not sure that is the case Mick, doesn't it start from people that start their degrees in 2012?
I'm in two minds about the protests. I totally do NOT agree with the violence and rioting, however I do wonder what percentage of people there are actually doing the rioting. There was a HUGE deal made of the violence at the protests I went to. I was at the protest all day and I was practically unaware of it, as were a lot of other people there who we spoke to throughout the day and on our way home. (This was the first protest some time back in November) I did, however, notice LOTS of other people with the own political agendas, for example; anti-war protesters, anti-climate change protesters etc etc who were getting very angry and steering the protest more towards violence/offensive stuff (Swearing when chanting, 'tory scum', that sort of thing.)
I think the main reason many people were protesting is because of the Lib Dem's U-Turn on their policy. Everyone knew it would take a rather large miracle for them to get into power and an even bigger miracle if they did make university tuition free. The other reason was for the cuts to arts and humanities courses, which I personally find disgusting. Degrees in things such as 'David Beckham studies' and 'Wind Surfing' are a complete waste of resources if you ask me, but cutting a major part of the budget for arts and humanities courses is awful.
The 'debt' issue is a bit of a sore point for me. I can understand the reasons behind raising the cost and I think they've done it in the best possible way, however they're raising the cost, but they're not raising the boundaries for getting more help with the maintenance loan. My parents are high earners and I get the basic loan amount. My maintenance loan, which I am supposed to live off as well as getting uni supplies and transport costs, equates to about 2.8k for a whole year. If I moved away from home I'd get an extra £400. My parents could probably afford to pay for me to live away from home, but A.) Why is student accommodation allowed to be more expensive than someone's whole loan amount for a year? (for a room in halls I'd pay £4,290 a year) and B.) Why does the maintenance part of the loan not get increased?
If you don't benefit from your uni education (I.E don't get a job earning over 21k within something like 15 years) then you don't pay the loan back. If you do, you pay it back in tiny instalments. I totally think it's fair that students should be paying for our own education.
I think we are one of the few countries that up until now have had free uni education. I agree in people protesting but not in the way some have been behaving, although i tend to think there were possibly people there just to cause trouble and were not interested in protesting against fee's. I am also guessing we will be seeing a lot more protests next year.
The Lib Dems have done a complete U turn on their policy on tuition fees which is causing a lot of anger.

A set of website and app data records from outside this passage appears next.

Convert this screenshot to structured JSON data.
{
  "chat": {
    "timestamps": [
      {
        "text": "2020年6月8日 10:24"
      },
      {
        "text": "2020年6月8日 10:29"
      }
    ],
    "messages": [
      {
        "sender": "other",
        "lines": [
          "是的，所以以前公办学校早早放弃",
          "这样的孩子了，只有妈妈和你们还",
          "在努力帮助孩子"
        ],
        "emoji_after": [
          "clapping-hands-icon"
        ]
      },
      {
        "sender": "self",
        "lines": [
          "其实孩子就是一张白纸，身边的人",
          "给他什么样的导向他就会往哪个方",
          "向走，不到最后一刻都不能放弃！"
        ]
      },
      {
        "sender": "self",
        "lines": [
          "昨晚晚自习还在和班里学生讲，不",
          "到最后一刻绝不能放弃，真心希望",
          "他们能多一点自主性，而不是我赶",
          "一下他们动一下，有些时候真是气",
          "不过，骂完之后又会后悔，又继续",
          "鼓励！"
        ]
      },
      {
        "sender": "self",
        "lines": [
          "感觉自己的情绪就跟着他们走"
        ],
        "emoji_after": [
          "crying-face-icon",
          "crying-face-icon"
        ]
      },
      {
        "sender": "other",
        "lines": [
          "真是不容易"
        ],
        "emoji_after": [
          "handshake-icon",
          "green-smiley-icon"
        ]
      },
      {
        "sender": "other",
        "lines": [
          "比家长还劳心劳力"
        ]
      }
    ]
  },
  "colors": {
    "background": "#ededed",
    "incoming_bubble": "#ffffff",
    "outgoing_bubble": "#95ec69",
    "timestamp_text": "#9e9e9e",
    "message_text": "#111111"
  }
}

I can see both sides. Everyone points to the US and says they have to pay. Yes they do but a child's parent knows that from the day they are born and can start to plan from that day. Now in the UK we've gone suddenly from no fees to lots of fees and a lot of talented people will be put off of university education due to the amount of debt they will come out with and no guarantee of a superior job to a non-graduate. I'll never earn enough to pay back my student loans but some friends of mine I graduated with are struggling with debt over 10 years after finishing their education. The teacher whose class I work in will be in debt until she is 66 years old.
I wonder how many of Clegg and Co benefitted from a free university education?
And I don't condone the violence in any way. Have a friend who is a dog handler who's been on riot duty for the past 2 weeks in various towns.
The problems with the gatecrasher idea, although I'm sure it's the case, are 1. knowing that there are these rogue elements making such awful trouble and such violence, should the NUS be staging the events regularly without coming up with some way to prevent (in combination with the police and authorities). Is it easy to fix? I'm sure it's not, but "it's not us" isn't a good enough response out in the real world
and 2. I've seen a number of interviews with students who are obviously frustrated and keep saying things like well no ones listening so although I dont want anyone to get hurt, I think trashing a building, a police van etc is fair because we have to be heard.
Well they can't excuse it like that. It's someone's building and property, it's someone's car, it's someone's mum/dad in the car or out shopping and getting caught in the violence and peoples' sons/daughters/wife/husband etc. having to police these things and getting rocks thrown at them.
I feel incredibly sorry for the people/police caught up in these I really do and I'm sure that given the collective intellect of the students involved, they could come up with some more effective and peaceful way to demo.
Thing is, the lib dem party didn't get in, the coalition did and it's not just a play on names, the result really is inevitably going to be a different party with some give and take on both sides.
Sadly, since we bailed out the banking sector (think they're now earning more than they were BEFORE the crash so why do I feel like it's only us who've lost out?) the money isn't there to do some of the things we'd like to do.
The pay back really is more like a graduate tax than a loan. It's not repaid unless you're earning more than a certain amount and then its a % based system with people paying very little back if they're only just above the limit.
I truly think it's a fair system and if they'd just stop calling it a loan they'd do a lot better